Will there be more Offspring? “Never say never…” say producers.
There are cost challenges facing an Offspring renewal, but producers remain optimistic for more.
In 2012 TEN renewed the show for two more seasons, a rarity in the drama landscape.
With the series final now just 6 weeks away, the show is still one of the network’s best performers.
TV Tonight asked producer John Edwards if fans can look forward to more?
“I don’t know. We don’t have an absolute view on it at all. I think the show is going extremely well,” he said.
“But there are all sorts of problems. It costs 30% more because we’re over 65 episodes.
“So it (costs more) already and there are up lifts on the cast.
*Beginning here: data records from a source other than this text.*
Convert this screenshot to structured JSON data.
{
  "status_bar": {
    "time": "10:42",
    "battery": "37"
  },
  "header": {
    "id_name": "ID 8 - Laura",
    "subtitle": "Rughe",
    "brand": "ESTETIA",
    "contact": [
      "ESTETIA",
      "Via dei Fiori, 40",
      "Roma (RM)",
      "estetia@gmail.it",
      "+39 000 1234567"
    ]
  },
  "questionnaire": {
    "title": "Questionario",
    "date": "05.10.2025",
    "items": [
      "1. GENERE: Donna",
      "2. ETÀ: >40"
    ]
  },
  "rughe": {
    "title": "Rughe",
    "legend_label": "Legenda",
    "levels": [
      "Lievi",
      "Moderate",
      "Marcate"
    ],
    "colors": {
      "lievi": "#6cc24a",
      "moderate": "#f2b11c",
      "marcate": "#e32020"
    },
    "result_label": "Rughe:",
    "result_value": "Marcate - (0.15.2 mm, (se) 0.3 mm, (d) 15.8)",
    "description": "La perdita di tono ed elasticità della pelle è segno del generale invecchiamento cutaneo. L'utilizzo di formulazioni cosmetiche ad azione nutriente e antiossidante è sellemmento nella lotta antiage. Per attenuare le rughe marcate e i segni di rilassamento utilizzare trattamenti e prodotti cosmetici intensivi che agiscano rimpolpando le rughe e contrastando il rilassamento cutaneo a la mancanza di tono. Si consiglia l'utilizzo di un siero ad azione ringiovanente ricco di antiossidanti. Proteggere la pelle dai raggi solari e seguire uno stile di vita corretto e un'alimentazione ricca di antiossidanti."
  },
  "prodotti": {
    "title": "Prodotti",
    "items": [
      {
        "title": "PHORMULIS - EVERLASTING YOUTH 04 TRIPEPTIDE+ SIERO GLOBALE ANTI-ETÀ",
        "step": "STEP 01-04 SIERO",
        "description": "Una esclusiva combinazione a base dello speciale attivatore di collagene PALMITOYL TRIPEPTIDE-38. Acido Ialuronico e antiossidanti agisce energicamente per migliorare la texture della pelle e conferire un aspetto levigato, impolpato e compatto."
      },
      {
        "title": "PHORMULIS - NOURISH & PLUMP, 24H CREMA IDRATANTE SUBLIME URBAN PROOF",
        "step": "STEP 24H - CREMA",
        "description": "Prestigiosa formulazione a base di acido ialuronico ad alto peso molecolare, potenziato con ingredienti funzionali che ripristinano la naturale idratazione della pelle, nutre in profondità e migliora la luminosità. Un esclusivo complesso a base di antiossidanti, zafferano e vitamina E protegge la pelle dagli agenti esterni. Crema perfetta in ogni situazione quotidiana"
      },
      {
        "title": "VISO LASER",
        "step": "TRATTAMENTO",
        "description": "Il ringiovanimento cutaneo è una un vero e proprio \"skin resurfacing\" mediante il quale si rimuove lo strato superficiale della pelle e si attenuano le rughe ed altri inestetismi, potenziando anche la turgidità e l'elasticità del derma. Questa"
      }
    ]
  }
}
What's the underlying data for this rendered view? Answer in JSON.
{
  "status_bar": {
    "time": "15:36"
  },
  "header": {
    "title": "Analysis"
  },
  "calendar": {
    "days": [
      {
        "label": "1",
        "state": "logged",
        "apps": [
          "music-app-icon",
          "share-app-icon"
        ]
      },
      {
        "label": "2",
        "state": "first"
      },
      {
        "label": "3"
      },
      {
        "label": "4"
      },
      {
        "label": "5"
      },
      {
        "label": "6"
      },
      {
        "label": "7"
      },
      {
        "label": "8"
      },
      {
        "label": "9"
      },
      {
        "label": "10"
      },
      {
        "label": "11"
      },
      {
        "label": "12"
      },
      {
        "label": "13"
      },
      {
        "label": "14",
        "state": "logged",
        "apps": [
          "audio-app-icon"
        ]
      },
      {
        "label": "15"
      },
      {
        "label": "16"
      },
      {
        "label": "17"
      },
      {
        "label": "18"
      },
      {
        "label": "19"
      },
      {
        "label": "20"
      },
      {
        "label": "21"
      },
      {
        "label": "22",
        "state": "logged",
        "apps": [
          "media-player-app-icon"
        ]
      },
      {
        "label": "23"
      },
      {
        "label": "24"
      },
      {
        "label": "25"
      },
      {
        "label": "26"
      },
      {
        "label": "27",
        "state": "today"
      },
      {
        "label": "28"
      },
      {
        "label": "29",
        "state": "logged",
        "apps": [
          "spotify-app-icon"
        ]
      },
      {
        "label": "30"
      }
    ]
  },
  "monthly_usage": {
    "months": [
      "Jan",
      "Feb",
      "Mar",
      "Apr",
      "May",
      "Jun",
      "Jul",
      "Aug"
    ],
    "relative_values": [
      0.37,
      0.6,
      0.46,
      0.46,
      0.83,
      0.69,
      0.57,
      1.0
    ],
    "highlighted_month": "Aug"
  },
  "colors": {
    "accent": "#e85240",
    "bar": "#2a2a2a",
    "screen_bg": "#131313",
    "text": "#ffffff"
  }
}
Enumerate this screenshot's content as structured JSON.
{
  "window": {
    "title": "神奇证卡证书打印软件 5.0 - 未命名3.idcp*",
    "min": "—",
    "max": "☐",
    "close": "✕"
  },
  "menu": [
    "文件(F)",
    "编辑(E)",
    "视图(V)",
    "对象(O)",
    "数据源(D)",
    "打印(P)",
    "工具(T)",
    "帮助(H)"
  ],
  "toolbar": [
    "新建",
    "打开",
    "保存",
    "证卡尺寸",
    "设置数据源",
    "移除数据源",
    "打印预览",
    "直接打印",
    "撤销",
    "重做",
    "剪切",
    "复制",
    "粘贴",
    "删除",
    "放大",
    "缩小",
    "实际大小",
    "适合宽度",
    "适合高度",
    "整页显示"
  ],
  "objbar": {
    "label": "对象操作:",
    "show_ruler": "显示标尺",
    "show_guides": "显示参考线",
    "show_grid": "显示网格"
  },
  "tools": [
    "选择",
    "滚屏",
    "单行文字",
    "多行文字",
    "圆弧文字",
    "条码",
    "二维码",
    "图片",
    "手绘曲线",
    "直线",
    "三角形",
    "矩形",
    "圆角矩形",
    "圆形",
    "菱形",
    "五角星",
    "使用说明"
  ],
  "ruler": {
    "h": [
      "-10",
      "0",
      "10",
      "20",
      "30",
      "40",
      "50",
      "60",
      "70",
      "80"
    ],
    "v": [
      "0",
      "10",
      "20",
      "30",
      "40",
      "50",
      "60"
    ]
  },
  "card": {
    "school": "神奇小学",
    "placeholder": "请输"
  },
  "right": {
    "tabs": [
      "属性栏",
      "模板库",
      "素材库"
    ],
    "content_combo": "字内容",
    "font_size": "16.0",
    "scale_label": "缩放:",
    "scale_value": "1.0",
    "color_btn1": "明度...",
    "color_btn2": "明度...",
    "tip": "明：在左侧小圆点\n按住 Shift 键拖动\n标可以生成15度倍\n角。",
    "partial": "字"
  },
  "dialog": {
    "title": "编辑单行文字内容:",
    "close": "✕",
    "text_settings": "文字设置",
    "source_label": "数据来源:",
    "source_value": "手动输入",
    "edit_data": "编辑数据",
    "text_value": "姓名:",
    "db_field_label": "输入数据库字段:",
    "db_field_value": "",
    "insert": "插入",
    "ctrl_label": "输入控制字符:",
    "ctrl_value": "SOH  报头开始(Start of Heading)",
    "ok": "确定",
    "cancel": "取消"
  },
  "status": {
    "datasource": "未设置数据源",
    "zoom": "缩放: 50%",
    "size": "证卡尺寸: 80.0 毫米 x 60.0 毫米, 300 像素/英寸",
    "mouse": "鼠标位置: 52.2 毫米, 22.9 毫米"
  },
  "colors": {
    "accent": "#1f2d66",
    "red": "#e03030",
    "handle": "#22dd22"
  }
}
There are significant difficulties and there are scheduling difficulties because we’re doing things.
“But never say never.”
At 65 episodes Offspring is no longer eligible for a Tax Rebate on its costs –a number that also saw Rush, Sea Patrol and Dance Academy take their leave.
Puberty Blues is also yet to have a third season greenlit while writer Tony McNamara is directing his own film in the US.
Edwards explains that Offspring’s season final offers a natural season conclusion but not necessarily the last word on Nina Proudman.
“There’s a completion, and we would have done more Puberty Blues if we were in a position to, but the Tony thing has put a temporary kibosh on that,” he explained.
Meanwhile Edwards is busy with his massive Gallipoli series for Nine while co-producer Imogen Banks is overseeing the 6 part political romance Party Tricks for TEN with Asher Keddie and Rodger Corser.
“If it works we’d aim to do 10 next year and there’s no reason, I would have thought, not to. Nobody’s done a show in that area and had it work before,” Edwards says.
“Rodger Corser and Asher are just dynamite together.”
While Edwards has been prolific with recent titles including Howzat, Beaconsfield, Tangle and Paper Giants, he concedes short-run dramas are not his preferred medium.
“I would still like to be doing longer stuff with slightly different aims,” he acknowledges.
“Things ebb and flow and at the moment we’re seeing all these short-running series, but I don’t think that’s sustainable because out of necessity you have Australian show up against Australian show and we’re cannibalising ourselves, spreading our resources too thin. I don’t think it’s the most rational way of being.
“Frankly, I’d like to be doing a long-running show.
“Everybody thinks (short-run) are more fun and artistically more gratifying. Bullshit. I don’t find them so. I enjoyed doing 22 parts of Rush and 22 parts of Secret Life. The only reason we did 8 and 10 at a time of Love My Way is that was all the money they had.
“With Offspring 13 a year is fine, but 22 is better. That’s what I really regard the real thing as being.”